The exact location in England, Scotland, and Germany is not known.
When certain information is not known, such as the AdminEntity within a Country, the full category structure cannot be utilized. Since we also strive to use the information from the time period of the person in question, there would need to be more information on when they migrated.
Using one of your examples above, if we know that someone migrated in, let's say, 1740, to what was the North carolina Province, then the category structure would end up as:
[[Category: Immigrants to United Kingdom]]
[[Category: Immigrants to Province of North Carolina]]
[[Category: Immigrants to Province of North Carolina from Germany]]
When the immigrant first immigrated to one state and later immigrated to another state
This would all depend on the structure at the time and place in question. Internal Migration (within an established country) would not fall under the scope of Migration, so the move from one UK colony to another would not be classified as Migration.
How would you categorize Scotts-Irish Immigrants to the Province of North Carolina?
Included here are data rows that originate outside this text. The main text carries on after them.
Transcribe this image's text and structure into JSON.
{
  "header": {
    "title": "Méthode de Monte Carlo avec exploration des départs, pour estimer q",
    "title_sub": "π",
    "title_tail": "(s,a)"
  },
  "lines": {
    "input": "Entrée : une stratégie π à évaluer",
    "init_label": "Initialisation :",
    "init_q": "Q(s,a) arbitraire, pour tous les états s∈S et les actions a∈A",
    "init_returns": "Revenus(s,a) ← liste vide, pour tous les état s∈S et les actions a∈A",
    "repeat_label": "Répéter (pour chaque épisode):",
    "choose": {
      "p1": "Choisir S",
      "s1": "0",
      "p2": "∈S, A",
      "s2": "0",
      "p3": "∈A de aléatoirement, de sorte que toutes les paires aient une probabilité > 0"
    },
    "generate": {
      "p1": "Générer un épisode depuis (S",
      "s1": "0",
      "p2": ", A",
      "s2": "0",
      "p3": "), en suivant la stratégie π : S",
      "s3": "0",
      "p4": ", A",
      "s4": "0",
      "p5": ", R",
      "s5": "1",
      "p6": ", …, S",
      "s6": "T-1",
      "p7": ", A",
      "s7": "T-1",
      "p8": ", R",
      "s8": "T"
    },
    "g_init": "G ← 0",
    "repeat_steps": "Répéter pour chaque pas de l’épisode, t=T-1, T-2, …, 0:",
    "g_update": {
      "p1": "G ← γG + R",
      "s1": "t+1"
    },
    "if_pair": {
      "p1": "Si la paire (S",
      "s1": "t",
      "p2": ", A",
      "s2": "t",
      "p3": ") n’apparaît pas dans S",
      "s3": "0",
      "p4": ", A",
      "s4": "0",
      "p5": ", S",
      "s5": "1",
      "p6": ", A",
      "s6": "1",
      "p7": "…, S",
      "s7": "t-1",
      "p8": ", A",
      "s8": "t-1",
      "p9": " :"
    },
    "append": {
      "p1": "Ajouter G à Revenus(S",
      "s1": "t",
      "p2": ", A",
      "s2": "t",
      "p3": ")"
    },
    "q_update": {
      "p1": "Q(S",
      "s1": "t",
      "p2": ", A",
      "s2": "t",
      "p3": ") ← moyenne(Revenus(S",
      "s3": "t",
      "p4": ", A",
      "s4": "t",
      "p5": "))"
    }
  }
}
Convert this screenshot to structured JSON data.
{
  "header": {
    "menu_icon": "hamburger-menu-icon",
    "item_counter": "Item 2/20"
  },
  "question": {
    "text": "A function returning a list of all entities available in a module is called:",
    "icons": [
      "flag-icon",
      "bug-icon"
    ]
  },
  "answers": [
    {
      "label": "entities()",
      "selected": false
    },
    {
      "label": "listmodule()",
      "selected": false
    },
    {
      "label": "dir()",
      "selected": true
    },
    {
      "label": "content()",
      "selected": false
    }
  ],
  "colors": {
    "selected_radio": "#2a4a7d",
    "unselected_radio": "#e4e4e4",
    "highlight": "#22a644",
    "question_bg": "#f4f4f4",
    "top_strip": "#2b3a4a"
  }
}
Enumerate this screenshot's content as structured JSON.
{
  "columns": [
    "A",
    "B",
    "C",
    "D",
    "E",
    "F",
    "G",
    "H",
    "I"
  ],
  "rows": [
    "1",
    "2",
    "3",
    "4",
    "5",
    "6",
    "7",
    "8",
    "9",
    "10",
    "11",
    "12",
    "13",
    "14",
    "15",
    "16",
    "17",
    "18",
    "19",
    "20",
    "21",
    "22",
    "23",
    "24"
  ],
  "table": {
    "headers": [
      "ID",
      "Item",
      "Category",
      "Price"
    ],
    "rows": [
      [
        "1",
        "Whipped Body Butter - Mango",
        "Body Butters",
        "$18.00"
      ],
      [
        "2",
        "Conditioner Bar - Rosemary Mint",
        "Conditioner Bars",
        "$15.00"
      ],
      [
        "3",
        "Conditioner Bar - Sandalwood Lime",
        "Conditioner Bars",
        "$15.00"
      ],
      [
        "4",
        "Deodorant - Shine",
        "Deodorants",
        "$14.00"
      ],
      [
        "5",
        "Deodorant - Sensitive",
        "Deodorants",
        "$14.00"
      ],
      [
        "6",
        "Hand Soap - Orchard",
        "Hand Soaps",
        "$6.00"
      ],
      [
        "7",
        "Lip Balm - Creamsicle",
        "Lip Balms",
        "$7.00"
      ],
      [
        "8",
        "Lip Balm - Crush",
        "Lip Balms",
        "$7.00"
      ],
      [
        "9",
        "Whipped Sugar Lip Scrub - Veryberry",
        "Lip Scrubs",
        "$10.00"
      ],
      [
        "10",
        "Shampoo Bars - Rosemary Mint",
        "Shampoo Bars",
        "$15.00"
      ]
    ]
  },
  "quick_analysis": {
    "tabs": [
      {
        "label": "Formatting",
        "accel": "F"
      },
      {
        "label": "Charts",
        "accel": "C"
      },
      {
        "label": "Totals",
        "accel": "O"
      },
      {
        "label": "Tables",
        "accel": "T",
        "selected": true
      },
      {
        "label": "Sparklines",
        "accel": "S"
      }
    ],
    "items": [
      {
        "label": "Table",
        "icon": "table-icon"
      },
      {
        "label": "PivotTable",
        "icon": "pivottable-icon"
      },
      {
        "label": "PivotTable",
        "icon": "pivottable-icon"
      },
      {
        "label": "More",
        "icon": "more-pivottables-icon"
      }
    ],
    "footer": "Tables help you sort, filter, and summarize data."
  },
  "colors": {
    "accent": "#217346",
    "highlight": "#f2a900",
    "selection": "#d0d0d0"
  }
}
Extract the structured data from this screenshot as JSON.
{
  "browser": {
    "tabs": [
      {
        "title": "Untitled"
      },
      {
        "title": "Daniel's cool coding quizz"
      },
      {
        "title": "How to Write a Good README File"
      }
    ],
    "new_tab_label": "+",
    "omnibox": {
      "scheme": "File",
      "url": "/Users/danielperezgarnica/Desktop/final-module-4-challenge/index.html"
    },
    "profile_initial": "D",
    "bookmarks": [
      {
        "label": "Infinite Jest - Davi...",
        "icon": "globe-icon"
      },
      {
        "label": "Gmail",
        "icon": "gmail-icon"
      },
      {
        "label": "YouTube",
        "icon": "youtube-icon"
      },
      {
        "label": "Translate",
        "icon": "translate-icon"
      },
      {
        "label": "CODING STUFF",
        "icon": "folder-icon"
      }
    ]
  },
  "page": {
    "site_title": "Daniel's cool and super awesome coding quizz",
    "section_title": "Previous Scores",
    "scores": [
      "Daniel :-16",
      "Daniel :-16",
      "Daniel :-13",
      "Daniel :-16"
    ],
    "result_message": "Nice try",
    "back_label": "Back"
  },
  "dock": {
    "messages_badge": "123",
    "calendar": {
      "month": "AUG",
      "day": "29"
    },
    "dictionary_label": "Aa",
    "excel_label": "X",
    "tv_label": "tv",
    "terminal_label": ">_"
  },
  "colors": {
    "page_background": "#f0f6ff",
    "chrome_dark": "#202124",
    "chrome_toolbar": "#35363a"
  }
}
No different than any other migrants. Scots-Irish, as far as I am aware, is an ethnic group, and related to migration. If a person lived in CountryA and migrated to CountryB, that is the migration path you are trying to document. If they migrated multiple times, from CountryA to CountryB to CountryC, with the intent on living in each place permanently, at least at the time, then you would document two separate migration paths.